§ **Task to carry out**
Go through the data below and gather each line containing "label".

§ **Records to process**
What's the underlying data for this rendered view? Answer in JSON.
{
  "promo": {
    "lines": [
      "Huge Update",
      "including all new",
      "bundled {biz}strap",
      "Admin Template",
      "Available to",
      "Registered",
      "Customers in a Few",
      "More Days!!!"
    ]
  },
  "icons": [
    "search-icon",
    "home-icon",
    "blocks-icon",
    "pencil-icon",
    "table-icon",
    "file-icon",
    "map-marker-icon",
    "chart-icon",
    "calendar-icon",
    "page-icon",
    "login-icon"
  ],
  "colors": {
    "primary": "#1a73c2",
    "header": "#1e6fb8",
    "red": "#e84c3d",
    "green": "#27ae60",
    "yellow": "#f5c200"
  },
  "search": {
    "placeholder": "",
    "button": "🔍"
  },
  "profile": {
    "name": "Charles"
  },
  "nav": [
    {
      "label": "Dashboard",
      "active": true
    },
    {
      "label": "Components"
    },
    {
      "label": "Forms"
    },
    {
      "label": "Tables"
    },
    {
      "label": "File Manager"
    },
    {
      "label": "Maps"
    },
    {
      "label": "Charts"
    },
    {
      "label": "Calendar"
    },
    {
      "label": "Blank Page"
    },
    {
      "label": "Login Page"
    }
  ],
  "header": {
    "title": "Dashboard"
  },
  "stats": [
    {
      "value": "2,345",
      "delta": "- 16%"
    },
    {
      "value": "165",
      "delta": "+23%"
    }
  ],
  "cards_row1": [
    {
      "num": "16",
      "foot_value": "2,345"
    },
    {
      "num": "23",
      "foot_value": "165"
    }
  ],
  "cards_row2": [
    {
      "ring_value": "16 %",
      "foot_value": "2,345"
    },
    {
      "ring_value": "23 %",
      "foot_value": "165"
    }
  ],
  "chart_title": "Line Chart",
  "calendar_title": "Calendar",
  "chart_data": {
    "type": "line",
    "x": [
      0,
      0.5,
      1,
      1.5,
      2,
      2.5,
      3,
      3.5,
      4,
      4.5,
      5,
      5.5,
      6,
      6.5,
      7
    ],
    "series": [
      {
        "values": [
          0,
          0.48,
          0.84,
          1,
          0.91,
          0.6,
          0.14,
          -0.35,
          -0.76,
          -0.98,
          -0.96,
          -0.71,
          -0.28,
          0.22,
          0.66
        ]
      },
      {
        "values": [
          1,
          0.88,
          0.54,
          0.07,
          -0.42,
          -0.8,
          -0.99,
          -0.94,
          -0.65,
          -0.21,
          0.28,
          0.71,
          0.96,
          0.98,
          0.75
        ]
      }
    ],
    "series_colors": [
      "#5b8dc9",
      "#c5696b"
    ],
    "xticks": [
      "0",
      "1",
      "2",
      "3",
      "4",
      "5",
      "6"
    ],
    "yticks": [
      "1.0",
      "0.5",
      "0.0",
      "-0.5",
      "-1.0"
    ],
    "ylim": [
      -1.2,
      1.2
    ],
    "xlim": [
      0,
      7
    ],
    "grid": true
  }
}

§ **Task result**
      "label": "Dashboard",
      "label": "Components"
      "label": "Forms"
      "label": "Tables"
      "label": "File Manager"
      "label": "Maps"
      "label": "Charts"
      "label": "Calendar"
      "label": "Blank Page"
      "label": "Login Page"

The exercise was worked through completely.